*** Attorney General William P. Barr called on Apple to unlock two iPhones belonging to a member of the Saudi Royal Air Force accused of murdering three U.S. sailors and wounding eight others in at attack at Pensacola Naval Air Station. Second Lieutenant Mohammed Saeed Alshamrani was on a training course at the base when he went on a shooting spree, which Barr characterized as an act of terrorism.
The call to Apple to unlock the phones revives a debate on encryption between law enforcement and industry. The Justice Department has long held that manufacturers and app developers need to supply law enforcement with a means of bypassing encryption.
"This situation perfectly illustrates why it is critical that investigators be able to get access to digital evidence once they have obtained a court order based on probable cause," Barr said a Jan. 13 press conference.
*** A bill to pilot new technologies to protect the nation's pipelines and natural gas facilities from cyber threats would cost $64 million through 2024, according to a Congressional Budget Office estimate. The Pipeline and Liquid Natural Gas Facility Cybersecurity Preparedness Act would direct the Department of Energy to develop and test advanced cybersecurity technologies and establish curricula to help develop a physical security and cybersecurity workforce for the energy sector.
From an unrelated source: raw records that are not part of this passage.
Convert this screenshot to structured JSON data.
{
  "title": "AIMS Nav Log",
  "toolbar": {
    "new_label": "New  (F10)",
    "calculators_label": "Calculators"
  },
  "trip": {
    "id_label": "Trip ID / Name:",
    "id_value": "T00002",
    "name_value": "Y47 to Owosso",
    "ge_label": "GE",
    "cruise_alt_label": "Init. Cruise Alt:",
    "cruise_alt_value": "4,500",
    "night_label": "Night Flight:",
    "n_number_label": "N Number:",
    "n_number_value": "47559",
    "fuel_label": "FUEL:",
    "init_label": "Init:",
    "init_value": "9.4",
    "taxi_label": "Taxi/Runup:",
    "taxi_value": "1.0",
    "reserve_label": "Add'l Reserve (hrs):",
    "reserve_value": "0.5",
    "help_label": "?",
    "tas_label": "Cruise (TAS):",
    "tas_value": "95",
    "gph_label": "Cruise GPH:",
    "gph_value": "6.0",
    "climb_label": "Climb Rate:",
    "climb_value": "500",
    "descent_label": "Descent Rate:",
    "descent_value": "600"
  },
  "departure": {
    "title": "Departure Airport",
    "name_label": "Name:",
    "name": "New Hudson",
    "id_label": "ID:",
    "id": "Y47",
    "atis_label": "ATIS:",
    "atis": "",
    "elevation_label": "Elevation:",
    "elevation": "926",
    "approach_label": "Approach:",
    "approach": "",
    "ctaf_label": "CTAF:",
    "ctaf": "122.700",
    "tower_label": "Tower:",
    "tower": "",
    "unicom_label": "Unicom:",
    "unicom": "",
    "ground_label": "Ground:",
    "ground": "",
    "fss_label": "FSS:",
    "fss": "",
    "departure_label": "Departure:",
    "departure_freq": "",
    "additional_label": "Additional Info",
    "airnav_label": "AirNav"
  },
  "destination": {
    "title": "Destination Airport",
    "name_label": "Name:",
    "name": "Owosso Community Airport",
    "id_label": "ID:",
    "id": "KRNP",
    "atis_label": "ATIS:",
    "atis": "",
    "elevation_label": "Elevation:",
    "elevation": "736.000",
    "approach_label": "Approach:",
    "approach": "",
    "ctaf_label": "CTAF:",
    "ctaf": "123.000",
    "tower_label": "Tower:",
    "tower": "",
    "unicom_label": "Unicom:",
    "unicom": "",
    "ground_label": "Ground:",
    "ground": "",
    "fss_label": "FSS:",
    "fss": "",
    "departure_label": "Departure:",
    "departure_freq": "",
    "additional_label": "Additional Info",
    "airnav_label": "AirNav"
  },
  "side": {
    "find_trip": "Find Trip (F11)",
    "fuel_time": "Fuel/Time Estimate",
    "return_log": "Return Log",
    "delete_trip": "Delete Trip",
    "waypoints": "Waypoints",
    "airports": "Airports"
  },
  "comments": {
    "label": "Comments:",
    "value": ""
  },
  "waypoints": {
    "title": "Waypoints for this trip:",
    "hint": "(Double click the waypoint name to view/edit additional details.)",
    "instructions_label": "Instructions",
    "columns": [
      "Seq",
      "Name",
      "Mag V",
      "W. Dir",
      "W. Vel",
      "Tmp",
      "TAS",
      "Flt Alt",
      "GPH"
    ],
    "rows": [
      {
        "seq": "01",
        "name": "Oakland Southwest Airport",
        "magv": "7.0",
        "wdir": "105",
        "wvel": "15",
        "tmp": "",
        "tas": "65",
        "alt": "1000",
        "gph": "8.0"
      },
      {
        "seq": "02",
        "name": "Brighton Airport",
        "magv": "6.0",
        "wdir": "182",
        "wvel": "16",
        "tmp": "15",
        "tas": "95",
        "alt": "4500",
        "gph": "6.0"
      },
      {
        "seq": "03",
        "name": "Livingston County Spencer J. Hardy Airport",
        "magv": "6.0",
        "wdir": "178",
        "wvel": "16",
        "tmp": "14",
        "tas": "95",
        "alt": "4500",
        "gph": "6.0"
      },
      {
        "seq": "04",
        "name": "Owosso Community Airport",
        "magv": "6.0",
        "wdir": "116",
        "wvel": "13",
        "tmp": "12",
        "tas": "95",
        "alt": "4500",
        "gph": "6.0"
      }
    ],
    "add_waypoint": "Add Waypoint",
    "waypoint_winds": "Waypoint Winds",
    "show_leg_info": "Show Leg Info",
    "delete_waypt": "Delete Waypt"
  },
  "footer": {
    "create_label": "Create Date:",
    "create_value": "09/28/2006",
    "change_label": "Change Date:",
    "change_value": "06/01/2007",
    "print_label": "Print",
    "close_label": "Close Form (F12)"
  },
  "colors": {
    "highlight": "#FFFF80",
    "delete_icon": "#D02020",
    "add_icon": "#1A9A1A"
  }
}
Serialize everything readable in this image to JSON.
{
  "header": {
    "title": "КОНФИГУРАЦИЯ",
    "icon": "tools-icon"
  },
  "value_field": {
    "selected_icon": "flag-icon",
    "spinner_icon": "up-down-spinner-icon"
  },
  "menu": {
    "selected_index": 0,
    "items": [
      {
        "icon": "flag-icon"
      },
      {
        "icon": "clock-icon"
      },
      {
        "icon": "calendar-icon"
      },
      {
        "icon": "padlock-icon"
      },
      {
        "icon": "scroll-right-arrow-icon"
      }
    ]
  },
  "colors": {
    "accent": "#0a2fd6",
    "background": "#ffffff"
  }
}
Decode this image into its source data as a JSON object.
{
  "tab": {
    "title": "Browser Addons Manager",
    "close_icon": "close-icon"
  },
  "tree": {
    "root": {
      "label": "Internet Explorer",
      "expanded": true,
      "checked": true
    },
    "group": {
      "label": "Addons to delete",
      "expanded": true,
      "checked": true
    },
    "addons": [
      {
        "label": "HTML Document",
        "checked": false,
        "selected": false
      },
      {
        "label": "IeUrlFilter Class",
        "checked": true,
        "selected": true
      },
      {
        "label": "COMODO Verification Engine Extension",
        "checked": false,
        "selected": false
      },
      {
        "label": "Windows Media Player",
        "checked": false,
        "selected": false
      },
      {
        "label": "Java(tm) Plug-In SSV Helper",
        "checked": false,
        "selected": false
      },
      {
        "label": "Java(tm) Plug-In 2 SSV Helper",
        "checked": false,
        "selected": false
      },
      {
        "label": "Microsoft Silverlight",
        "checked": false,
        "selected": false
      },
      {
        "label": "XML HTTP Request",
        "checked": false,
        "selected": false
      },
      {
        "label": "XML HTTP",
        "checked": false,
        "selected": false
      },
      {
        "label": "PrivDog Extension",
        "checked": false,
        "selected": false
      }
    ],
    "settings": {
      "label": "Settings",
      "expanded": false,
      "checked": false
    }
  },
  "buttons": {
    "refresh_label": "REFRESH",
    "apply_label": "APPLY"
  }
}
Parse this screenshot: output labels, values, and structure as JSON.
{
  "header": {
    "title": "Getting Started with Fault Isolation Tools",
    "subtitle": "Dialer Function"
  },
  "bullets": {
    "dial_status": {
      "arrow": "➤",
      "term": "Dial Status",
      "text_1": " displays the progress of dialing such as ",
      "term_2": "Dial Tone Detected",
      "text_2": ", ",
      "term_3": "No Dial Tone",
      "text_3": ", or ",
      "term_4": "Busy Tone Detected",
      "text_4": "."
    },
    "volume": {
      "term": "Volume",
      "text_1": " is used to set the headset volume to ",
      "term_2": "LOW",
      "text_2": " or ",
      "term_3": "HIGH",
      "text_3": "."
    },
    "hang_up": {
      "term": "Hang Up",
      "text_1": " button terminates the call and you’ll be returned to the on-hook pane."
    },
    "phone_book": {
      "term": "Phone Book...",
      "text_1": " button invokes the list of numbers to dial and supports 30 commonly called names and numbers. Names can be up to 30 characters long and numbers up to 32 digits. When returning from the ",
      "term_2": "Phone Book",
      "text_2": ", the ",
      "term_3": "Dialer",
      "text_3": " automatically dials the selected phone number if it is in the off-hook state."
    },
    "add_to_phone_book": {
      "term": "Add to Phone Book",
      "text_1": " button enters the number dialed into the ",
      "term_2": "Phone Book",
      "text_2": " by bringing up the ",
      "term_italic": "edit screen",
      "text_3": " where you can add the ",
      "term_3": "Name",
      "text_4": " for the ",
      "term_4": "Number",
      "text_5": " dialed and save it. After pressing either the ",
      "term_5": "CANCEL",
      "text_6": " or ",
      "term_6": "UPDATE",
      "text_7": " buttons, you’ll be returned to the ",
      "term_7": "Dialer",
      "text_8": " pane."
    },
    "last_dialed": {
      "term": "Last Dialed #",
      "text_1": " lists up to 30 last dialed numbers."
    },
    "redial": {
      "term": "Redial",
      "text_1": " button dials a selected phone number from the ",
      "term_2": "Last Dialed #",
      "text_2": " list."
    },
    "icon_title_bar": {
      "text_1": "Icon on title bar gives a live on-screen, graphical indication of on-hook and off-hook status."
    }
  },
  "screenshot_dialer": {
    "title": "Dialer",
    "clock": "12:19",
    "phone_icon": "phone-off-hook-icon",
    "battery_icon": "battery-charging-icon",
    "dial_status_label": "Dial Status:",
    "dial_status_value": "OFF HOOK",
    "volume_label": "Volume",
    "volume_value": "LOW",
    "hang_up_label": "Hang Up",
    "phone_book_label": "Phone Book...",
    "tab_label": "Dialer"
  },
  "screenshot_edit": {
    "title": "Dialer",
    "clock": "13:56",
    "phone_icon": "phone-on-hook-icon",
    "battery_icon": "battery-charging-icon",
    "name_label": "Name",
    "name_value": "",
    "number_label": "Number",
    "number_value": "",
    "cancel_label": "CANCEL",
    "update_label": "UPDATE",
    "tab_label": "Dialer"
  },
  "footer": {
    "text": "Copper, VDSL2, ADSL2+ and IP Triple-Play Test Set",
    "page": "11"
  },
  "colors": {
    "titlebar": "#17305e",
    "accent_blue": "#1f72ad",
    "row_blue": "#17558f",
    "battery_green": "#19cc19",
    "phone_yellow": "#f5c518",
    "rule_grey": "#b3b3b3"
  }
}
According to the estimate, developing the physical infrastructure and technical tools needed to run the pilots would cost about $45 million, while the remaining $19 million would pay for 30 new employees to establish policies, procedures, workforce development curricula and coordinate response activities throughout the energy sector.
*** The Defense Innovation Unit is looking for a new capability to combine public, private and open source cyber threat data. The goal is to provide cross-cutting situational awareness, analysis and insight about malicious cyber activity. Submissions are being accepted through Jan. 17.
Posted on Jan 14, 2020 at 2:36 AM